======== Exercise inputs ========
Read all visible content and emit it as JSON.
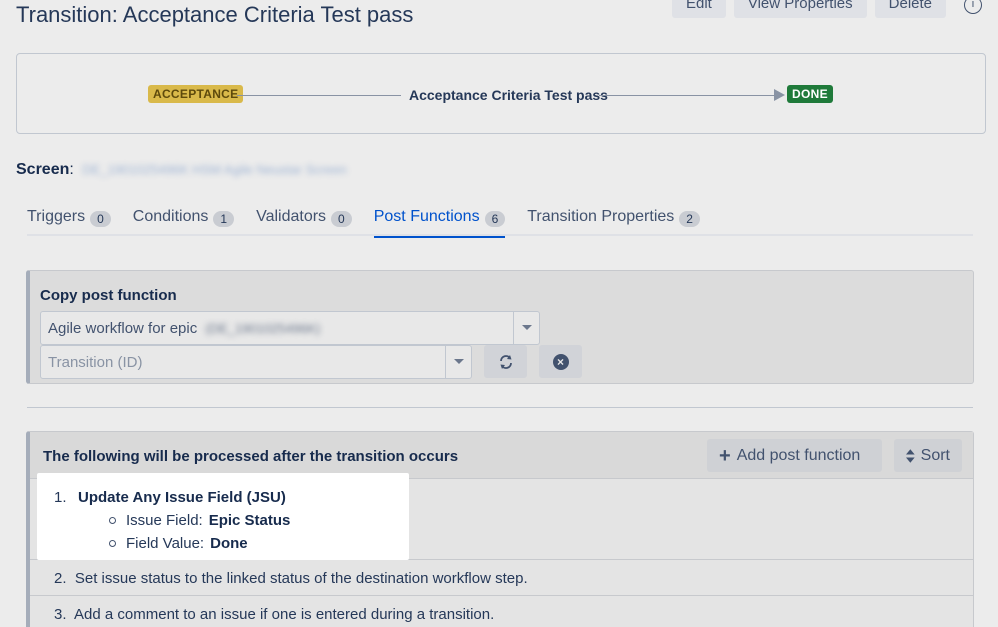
{
  "page": {
    "title": "Transition: Acceptance Criteria Test pass",
    "header_buttons": {
      "edit": "Edit",
      "view_properties": "View Properties",
      "delete": "Delete"
    },
    "help_icon": "i"
  },
  "diagram": {
    "from_status": "ACCEPTANCE",
    "transition": "Acceptance Criteria Test pass",
    "to_status": "DONE"
  },
  "screen": {
    "label": "Screen",
    "separator": ":",
    "value": "DE_1901025496K HSM Agile Neustar Screen"
  },
  "tabs": [
    {
      "label": "Triggers",
      "count": "0"
    },
    {
      "label": "Conditions",
      "count": "1"
    },
    {
      "label": "Validators",
      "count": "0"
    },
    {
      "label": "Post Functions",
      "count": "6"
    },
    {
      "label": "Transition Properties",
      "count": "2"
    }
  ],
  "copy_panel": {
    "title": "Copy post function",
    "workflow_value": "Agile workflow for epic",
    "workflow_blurred": "(DE_1901025496K)",
    "transition_placeholder": "Transition (ID)"
  },
  "post_functions": {
    "heading": "The following will be processed after the transition occurs",
    "add_label": "Add post function",
    "sort_label": "Sort",
    "items": [
      {
        "num": "1.",
        "title": "Update Any Issue Field (JSU)",
        "field_label": "Issue Field:",
        "field_value": "Epic Status",
        "value_label": "Field Value:",
        "value_value": "Done"
      },
      {
        "num": "2.",
        "text": "Set issue status to the linked status of the destination workflow step."
      },
      {
        "num": "3.",
        "text": "Add a comment to an issue if one is entered during a transition."
      }
    ]
  }
}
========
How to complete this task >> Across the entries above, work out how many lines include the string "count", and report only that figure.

Answer area >> 5